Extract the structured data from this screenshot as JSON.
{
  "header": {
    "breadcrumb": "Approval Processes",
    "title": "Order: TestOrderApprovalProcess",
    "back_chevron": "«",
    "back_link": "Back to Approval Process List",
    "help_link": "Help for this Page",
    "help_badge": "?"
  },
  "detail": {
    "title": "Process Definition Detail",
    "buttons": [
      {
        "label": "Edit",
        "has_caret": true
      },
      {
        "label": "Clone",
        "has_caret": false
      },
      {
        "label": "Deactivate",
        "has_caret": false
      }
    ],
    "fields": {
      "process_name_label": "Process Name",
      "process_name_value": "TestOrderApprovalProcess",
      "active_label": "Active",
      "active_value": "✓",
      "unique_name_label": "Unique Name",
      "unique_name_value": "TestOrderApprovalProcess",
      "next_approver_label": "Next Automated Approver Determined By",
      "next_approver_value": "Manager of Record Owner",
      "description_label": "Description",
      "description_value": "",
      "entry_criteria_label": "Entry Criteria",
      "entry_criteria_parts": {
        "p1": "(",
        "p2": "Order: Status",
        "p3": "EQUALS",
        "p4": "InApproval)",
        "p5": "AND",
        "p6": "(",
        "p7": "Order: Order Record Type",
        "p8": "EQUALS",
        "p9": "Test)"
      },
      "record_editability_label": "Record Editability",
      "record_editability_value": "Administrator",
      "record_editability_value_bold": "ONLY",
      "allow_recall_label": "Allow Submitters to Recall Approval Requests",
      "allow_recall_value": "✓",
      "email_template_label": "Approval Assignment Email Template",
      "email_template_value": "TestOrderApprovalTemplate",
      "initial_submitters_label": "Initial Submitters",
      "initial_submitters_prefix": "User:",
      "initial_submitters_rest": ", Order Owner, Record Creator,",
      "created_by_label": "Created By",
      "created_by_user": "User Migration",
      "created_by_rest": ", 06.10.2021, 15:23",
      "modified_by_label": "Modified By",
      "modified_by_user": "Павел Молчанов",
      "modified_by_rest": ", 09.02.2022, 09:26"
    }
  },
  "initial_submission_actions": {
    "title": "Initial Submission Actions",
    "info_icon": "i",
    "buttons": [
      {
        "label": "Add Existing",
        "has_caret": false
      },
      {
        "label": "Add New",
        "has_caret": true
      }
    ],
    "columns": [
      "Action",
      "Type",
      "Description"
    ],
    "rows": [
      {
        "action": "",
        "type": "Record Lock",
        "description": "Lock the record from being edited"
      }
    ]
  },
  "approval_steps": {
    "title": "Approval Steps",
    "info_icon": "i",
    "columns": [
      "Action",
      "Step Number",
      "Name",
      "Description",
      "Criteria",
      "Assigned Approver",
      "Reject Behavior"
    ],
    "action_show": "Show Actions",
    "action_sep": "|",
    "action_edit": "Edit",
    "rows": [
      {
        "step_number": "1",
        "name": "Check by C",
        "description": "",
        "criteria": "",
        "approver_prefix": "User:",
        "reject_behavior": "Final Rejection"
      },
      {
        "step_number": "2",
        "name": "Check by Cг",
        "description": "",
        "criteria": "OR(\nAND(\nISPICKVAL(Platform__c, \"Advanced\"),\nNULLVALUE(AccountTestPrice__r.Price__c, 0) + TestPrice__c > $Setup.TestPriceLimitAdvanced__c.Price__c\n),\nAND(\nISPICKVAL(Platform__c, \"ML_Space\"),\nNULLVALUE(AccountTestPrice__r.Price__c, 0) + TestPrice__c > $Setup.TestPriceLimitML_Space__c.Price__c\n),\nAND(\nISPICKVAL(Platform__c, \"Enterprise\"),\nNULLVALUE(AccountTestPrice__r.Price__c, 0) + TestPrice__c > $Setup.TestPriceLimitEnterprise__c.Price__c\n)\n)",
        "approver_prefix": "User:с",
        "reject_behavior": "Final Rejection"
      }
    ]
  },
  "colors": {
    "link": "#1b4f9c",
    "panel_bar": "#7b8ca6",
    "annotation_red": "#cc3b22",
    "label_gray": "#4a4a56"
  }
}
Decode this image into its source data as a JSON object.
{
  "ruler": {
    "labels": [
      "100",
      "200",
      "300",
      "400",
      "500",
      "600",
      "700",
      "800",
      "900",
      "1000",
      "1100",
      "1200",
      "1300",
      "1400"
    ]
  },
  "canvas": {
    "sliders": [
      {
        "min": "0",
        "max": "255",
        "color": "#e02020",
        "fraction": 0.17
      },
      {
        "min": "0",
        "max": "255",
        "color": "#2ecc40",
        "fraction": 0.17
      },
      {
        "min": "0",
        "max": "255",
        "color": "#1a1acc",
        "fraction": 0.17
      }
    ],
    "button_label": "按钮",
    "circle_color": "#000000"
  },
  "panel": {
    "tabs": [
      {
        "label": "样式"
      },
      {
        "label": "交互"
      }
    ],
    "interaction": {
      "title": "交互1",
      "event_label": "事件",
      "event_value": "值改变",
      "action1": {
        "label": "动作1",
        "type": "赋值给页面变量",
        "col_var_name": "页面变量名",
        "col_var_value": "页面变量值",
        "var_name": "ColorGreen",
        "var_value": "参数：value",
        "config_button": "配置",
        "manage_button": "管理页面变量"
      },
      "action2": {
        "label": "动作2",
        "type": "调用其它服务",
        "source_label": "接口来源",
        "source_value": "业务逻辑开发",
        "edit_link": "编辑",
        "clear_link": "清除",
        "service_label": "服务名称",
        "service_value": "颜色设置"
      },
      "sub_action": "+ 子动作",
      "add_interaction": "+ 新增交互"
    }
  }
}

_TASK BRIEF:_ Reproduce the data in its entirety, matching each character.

_RESPONSE TO THIS EXERCISE:_
Extract the structured data from this screenshot as JSON.
{
  "header": {
    "breadcrumb": "Approval Processes",
    "title": "Order: TestOrderApprovalProcess",
    "back_chevron": "«",
    "back_link": "Back to Approval Process List",
    "help_link": "Help for this Page",
    "help_badge": "?"
  },
  "detail": {
    "title": "Process Definition Detail",
    "buttons": [
      {
        "label": "Edit",
        "has_caret": true
      },
      {
        "label": "Clone",
        "has_caret": false
      },
      {
        "label": "Deactivate",
        "has_caret": false
      }
    ],
    "fields": {
      "process_name_label": "Process Name",
      "process_name_value": "TestOrderApprovalProcess",
      "active_label": "Active",
      "active_value": "✓",
      "unique_name_label": "Unique Name",
      "unique_name_value": "TestOrderApprovalProcess",
      "next_approver_label": "Next Automated Approver Determined By",
      "next_approver_value": "Manager of Record Owner",
      "description_label": "Description",
      "description_value": "",
      "entry_criteria_label": "Entry Criteria",
      "entry_criteria_parts": {
        "p1": "(",
        "p2": "Order: Status",
        "p3": "EQUALS",
        "p4": "InApproval)",
        "p5": "AND",
        "p6": "(",
        "p7": "Order: Order Record Type",
        "p8": "EQUALS",
        "p9": "Test)"
      },
      "record_editability_label": "Record Editability",
      "record_editability_value": "Administrator",
      "record_editability_value_bold": "ONLY",
      "allow_recall_label": "Allow Submitters to Recall Approval Requests",
      "allow_recall_value": "✓",
      "email_template_label": "Approval Assignment Email Template",
      "email_template_value": "TestOrderApprovalTemplate",
      "initial_submitters_label": "Initial Submitters",
      "initial_submitters_prefix": "User:",
      "initial_submitters_rest": ", Order Owner, Record Creator,",
      "created_by_label": "Created By",
      "created_by_user": "User Migration",
      "created_by_rest": ", 06.10.2021, 15:23",
      "modified_by_label": "Modified By",
      "modified_by_user": "Павел Молчанов",
      "modified_by_rest": ", 09.02.2022, 09:26"
    }
  },
  "initial_submission_actions": {
    "title": "Initial Submission Actions",
    "info_icon": "i",
    "buttons": [
      {
        "label": "Add Existing",
        "has_caret": false
      },
      {
        "label": "Add New",
        "has_caret": true
      }
    ],
    "columns": [
      "Action",
      "Type",
      "Description"
    ],
    "rows": [
      {
        "action": "",
        "type": "Record Lock",
        "description": "Lock the record from being edited"
      }
    ]
  },
  "approval_steps": {
    "title": "Approval Steps",
    "info_icon": "i",
    "columns": [
      "Action",
      "Step Number",
      "Name",
      "Description",
      "Criteria",
      "Assigned Approver",
      "Reject Behavior"
    ],
    "action_show": "Show Actions",
    "action_sep": "|",
    "action_edit": "Edit",
    "rows": [
      {
        "step_number": "1",
        "name": "Check by C",
        "description": "",
        "criteria": "",
        "approver_prefix": "User:",
        "reject_behavior": "Final Rejection"
      },
      {
        "step_number": "2",
        "name": "Check by Cг",
        "description": "",
        "criteria": "OR(\nAND(\nISPICKVAL(Platform__c, \"Advanced\"),\nNULLVALUE(AccountTestPrice__r.Price__c, 0) + TestPrice__c > $Setup.TestPriceLimitAdvanced__c.Price__c\n),\nAND(\nISPICKVAL(Platform__c, \"ML_Space\"),\nNULLVALUE(AccountTestPrice__r.Price__c, 0) + TestPrice__c > $Setup.TestPriceLimitML_Space__c.Price__c\n),\nAND(\nISPICKVAL(Platform__c, \"Enterprise\"),\nNULLVALUE(AccountTestPrice__r.Price__c, 0) + TestPrice__c > $Setup.TestPriceLimitEnterprise__c.Price__c\n)\n)",
        "approver_prefix": "User:с",
        "reject_behavior": "Final Rejection"
      }
    ]
  },
  "colors": {
    "link": "#1b4f9c",
    "panel_bar": "#7b8ca6",
    "annotation_red": "#cc3b22",
    "label_gray": "#4a4a56"
  }
}
Decode this image into its source data as a JSON object.
{
  "ruler": {
    "labels": [
      "100",
      "200",
      "300",
      "400",
      "500",
      "600",
      "700",
      "800",
      "900",
      "1000",
      "1100",
      "1200",
      "1300",
      "1400"
    ]
  },
  "canvas": {
    "sliders": [
      {
        "min": "0",
        "max": "255",
        "color": "#e02020",
        "fraction": 0.17
      },
      {
        "min": "0",
        "max": "255",
        "color": "#2ecc40",
        "fraction": 0.17
      },
      {
        "min": "0",
        "max": "255",
        "color": "#1a1acc",
        "fraction": 0.17
      }
    ],
    "button_label": "按钮",
    "circle_color": "#000000"
  },
  "panel": {
    "tabs": [
      {
        "label": "样式"
      },
      {
        "label": "交互"
      }
    ],
    "interaction": {
      "title": "交互1",
      "event_label": "事件",
      "event_value": "值改变",
      "action1": {
        "label": "动作1",
        "type": "赋值给页面变量",
        "col_var_name": "页面变量名",
        "col_var_value": "页面变量值",
        "var_name": "ColorGreen",
        "var_value": "参数：value",
        "config_button": "配置",
        "manage_button": "管理页面变量"
      },
      "action2": {
        "label": "动作2",
        "type": "调用其它服务",
        "source_label": "接口来源",
        "source_value": "业务逻辑开发",
        "edit_link": "编辑",
        "clear_link": "清除",
        "service_label": "服务名称",
        "service_value": "颜色设置"
      },
      "sub_action": "+ 子动作",
      "add_interaction": "+ 新增交互"
    }
  }
}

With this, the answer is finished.